[Data about app and page elements]

-.-.-

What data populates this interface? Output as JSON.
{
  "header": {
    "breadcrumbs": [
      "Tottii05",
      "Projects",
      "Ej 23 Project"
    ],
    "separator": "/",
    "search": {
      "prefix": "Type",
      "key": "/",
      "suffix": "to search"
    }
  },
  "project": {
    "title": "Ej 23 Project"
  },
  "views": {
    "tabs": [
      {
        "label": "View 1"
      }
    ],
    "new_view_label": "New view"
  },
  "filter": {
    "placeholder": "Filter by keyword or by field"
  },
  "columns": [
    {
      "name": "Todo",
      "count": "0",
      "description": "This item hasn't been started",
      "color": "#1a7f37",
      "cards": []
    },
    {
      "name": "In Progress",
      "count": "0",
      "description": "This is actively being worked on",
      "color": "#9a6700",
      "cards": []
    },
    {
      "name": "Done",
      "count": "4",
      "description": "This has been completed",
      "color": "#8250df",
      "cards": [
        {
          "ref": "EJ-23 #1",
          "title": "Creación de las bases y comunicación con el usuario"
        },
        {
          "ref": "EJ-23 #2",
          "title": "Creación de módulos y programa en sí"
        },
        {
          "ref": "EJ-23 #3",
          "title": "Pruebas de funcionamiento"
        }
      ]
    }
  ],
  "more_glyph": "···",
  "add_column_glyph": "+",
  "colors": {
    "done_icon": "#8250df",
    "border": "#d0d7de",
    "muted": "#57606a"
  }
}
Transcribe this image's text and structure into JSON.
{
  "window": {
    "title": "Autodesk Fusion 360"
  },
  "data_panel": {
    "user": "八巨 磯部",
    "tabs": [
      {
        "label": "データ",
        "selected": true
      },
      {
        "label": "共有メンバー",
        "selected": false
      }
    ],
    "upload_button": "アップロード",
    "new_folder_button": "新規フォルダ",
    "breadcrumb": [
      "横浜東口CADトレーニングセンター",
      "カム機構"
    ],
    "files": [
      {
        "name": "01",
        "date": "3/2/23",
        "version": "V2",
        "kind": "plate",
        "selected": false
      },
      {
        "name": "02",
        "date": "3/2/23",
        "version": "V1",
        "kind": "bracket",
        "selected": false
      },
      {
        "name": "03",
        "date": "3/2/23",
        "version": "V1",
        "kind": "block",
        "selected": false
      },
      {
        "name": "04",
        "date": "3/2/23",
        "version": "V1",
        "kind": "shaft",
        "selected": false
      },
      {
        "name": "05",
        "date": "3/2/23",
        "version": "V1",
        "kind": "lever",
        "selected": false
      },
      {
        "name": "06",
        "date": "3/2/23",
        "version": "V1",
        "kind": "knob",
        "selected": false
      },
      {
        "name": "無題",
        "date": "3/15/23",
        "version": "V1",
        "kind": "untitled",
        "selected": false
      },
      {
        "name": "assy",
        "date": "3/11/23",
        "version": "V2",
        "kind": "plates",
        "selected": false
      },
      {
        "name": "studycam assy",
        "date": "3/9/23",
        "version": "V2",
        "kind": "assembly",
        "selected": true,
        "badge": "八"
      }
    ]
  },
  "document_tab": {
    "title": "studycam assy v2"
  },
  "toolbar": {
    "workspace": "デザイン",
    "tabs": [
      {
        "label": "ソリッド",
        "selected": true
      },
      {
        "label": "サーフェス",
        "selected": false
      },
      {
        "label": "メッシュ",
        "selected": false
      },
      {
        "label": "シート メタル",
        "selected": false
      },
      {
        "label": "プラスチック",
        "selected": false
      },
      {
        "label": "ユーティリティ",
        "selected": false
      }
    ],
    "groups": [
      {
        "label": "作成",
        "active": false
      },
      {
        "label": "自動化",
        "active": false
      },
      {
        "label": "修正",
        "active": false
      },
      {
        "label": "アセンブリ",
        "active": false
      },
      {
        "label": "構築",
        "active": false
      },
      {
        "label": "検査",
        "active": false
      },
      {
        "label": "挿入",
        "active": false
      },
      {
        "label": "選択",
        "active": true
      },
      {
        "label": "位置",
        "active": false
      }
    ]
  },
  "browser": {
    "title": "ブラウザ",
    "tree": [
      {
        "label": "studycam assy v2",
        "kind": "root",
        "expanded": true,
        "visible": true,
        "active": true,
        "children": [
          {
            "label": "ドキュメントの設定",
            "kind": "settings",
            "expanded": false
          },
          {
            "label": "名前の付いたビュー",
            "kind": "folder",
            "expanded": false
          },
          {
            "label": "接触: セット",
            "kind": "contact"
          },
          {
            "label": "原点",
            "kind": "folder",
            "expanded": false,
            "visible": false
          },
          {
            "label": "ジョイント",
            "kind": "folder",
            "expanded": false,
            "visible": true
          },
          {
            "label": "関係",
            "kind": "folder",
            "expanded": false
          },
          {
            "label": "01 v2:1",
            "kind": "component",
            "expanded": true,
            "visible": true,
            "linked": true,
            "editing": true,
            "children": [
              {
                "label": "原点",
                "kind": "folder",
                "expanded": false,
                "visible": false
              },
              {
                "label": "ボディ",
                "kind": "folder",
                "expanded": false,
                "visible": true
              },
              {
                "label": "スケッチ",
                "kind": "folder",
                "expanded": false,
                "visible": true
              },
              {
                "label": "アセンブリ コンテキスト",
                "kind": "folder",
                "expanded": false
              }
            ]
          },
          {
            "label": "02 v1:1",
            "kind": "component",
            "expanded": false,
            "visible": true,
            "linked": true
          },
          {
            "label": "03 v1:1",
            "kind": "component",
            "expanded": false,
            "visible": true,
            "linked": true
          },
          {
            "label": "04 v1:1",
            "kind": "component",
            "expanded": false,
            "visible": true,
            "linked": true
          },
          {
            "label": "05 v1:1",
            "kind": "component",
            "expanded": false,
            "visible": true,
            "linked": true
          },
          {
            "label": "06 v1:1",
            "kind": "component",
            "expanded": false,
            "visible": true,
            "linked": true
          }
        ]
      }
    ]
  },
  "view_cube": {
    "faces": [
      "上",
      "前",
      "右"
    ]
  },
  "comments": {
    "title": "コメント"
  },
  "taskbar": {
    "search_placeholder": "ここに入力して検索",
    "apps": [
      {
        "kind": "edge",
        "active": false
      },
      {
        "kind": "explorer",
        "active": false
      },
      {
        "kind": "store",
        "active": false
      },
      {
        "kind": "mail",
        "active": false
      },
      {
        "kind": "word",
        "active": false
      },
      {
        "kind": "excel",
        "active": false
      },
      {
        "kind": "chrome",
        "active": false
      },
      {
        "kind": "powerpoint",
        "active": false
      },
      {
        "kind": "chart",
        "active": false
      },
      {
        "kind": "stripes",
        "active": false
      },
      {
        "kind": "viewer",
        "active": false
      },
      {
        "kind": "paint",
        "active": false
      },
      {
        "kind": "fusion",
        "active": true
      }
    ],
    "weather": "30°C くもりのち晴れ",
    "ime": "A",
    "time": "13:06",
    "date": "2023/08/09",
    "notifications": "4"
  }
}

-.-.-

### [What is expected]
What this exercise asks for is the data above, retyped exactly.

### [Reply to the task]
What data populates this interface? Output as JSON.
{
  "header": {
    "breadcrumbs": [
      "Tottii05",
      "Projects",
      "Ej 23 Project"
    ],
    "separator": "/",
    "search": {
      "prefix": "Type",
      "key": "/",
      "suffix": "to search"
    }
  },
  "project": {
    "title": "Ej 23 Project"
  },
  "views": {
    "tabs": [
      {
        "label": "View 1"
      }
    ],
    "new_view_label": "New view"
  },
  "filter": {
    "placeholder": "Filter by keyword or by field"
  },
  "columns": [
    {
      "name": "Todo",
      "count": "0",
      "description": "This item hasn't been started",
      "color": "#1a7f37",
      "cards": []
    },
    {
      "name": "In Progress",
      "count": "0",
      "description": "This is actively being worked on",
      "color": "#9a6700",
      "cards": []
    },
    {
      "name": "Done",
      "count": "4",
      "description": "This has been completed",
      "color": "#8250df",
      "cards": [
        {
          "ref": "EJ-23 #1",
          "title": "Creación de las bases y comunicación con el usuario"
        },
        {
          "ref": "EJ-23 #2",
          "title": "Creación de módulos y programa en sí"
        },
        {
          "ref": "EJ-23 #3",
          "title": "Pruebas de funcionamiento"
        }
      ]
    }
  ],
  "more_glyph": "···",
  "add_column_glyph": "+",
  "colors": {
    "done_icon": "#8250df",
    "border": "#d0d7de",
    "muted": "#57606a"
  }
}
Transcribe this image's text and structure into JSON.
{
  "window": {
    "title": "Autodesk Fusion 360"
  },
  "data_panel": {
    "user": "八巨 磯部",
    "tabs": [
      {
        "label": "データ",
        "selected": true
      },
      {
        "label": "共有メンバー",
        "selected": false
      }
    ],
    "upload_button": "アップロード",
    "new_folder_button": "新規フォルダ",
    "breadcrumb": [
      "横浜東口CADトレーニングセンター",
      "カム機構"
    ],
    "files": [
      {
        "name": "01",
        "date": "3/2/23",
        "version": "V2",
        "kind": "plate",
        "selected": false
      },
      {
        "name": "02",
        "date": "3/2/23",
        "version": "V1",
        "kind": "bracket",
        "selected": false
      },
      {
        "name": "03",
        "date": "3/2/23",
        "version": "V1",
        "kind": "block",
        "selected": false
      },
      {
        "name": "04",
        "date": "3/2/23",
        "version": "V1",
        "kind": "shaft",
        "selected": false
      },
      {
        "name": "05",
        "date": "3/2/23",
        "version": "V1",
        "kind": "lever",
        "selected": false
      },
      {
        "name": "06",
        "date": "3/2/23",
        "version": "V1",
        "kind": "knob",
        "selected": false
      },
      {
        "name": "無題",
        "date": "3/15/23",
        "version": "V1",
        "kind": "untitled",
        "selected": false
      },
      {
        "name": "assy",
        "date": "3/11/23",
        "version": "V2",
        "kind": "plates",
        "selected": false
      },
      {
        "name": "studycam assy",
        "date": "3/9/23",
        "version": "V2",
        "kind": "assembly",
        "selected": true,
        "badge": "八"
      }
    ]
  },
  "document_tab": {
    "title": "studycam assy v2"
  },
  "toolbar": {
    "workspace": "デザイン",
    "tabs": [
      {
        "label": "ソリッド",
        "selected": true
      },
      {
        "label": "サーフェス",
        "selected": false
      },
      {
        "label": "メッシュ",
        "selected": false
      },
      {
        "label": "シート メタル",
        "selected": false
      },
      {
        "label": "プラスチック",
        "selected": false
      },
      {
        "label": "ユーティリティ",
        "selected": false
      }
    ],
    "groups": [
      {
        "label": "作成",
        "active": false
      },
      {
        "label": "自動化",
        "active": false
      },
      {
        "label": "修正",
        "active": false
      },
      {
        "label": "アセンブリ",
        "active": false
      },
      {
        "label": "構築",
        "active": false
      },
      {
        "label": "検査",
        "active": false
      },
      {
        "label": "挿入",
        "active": false
      },
      {
        "label": "選択",
        "active": true
      },
      {
        "label": "位置",
        "active": false
      }
    ]
  },
  "browser": {
    "title": "ブラウザ",
    "tree": [
      {
        "label": "studycam assy v2",
        "kind": "root",
        "expanded": true,
        "visible": true,
        "active": true,
        "children": [
          {
            "label": "ドキュメントの設定",
            "kind": "settings",
            "expanded": false
          },
          {
            "label": "名前の付いたビュー",
            "kind": "folder",
            "expanded": false
          },
          {
            "label": "接触: セット",
            "kind": "contact"
          },
          {
            "label": "原点",
            "kind": "folder",
            "expanded": false,
            "visible": false
          },
          {
            "label": "ジョイント",
            "kind": "folder",
            "expanded": false,
            "visible": true
          },
          {
            "label": "関係",
            "kind": "folder",
            "expanded": false
          },
          {
            "label": "01 v2:1",
            "kind": "component",
            "expanded": true,
            "visible": true,
            "linked": true,
            "editing": true,
            "children": [
              {
                "label": "原点",
                "kind": "folder",
                "expanded": false,
                "visible": false
              },
              {
                "label": "ボディ",
                "kind": "folder",
                "expanded": false,
                "visible": true
              },
              {
                "label": "スケッチ",
                "kind": "folder",
                "expanded": false,
                "visible": true
              },
              {
                "label": "アセンブリ コンテキスト",
                "kind": "folder",
                "expanded": false
              }
            ]
          },
          {
            "label": "02 v1:1",
            "kind": "component",
            "expanded": false,
            "visible": true,
            "linked": true
          },
          {
            "label": "03 v1:1",
            "kind": "component",
            "expanded": false,
            "visible": true,
            "linked": true
          },
          {
            "label": "04 v1:1",
            "kind": "component",
            "expanded": false,
            "visible": true,
            "linked": true
          },
          {
            "label": "05 v1:1",
            "kind": "component",
            "expanded": false,
            "visible": true,
            "linked": true
          },
          {
            "label": "06 v1:1",
            "kind": "component",
            "expanded": false,
            "visible": true,
            "linked": true
          }
        ]
      }
    ]
  },
  "view_cube": {
    "faces": [
      "上",
      "前",
      "右"
    ]
  },
  "comments": {
    "title": "コメント"
  },
  "taskbar": {
    "search_placeholder": "ここに入力して検索",
    "apps": [
      {
        "kind": "edge",
        "active": false
      },
      {
        "kind": "explorer",
        "active": false
      },
      {
        "kind": "store",
        "active": false
      },
      {
        "kind": "mail",
        "active": false
      },
      {
        "kind": "word",
        "active": false
      },
      {
        "kind": "excel",
        "active": false
      },
      {
        "kind": "chrome",
        "active": false
      },
      {
        "kind": "powerpoint",
        "active": false
      },
      {
        "kind": "chart",
        "active": false
      },
      {
        "kind": "stripes",
        "active": false
      },
      {
        "kind": "viewer",
        "active": false
      },
      {
        "kind": "paint",
        "active": false
      },
      {
        "kind": "fusion",
        "active": true
      }
    ],
    "weather": "30°C くもりのち晴れ",
    "ime": "A",
    "time": "13:06",
    "date": "2023/08/09",
    "notifications": "4"
  }
}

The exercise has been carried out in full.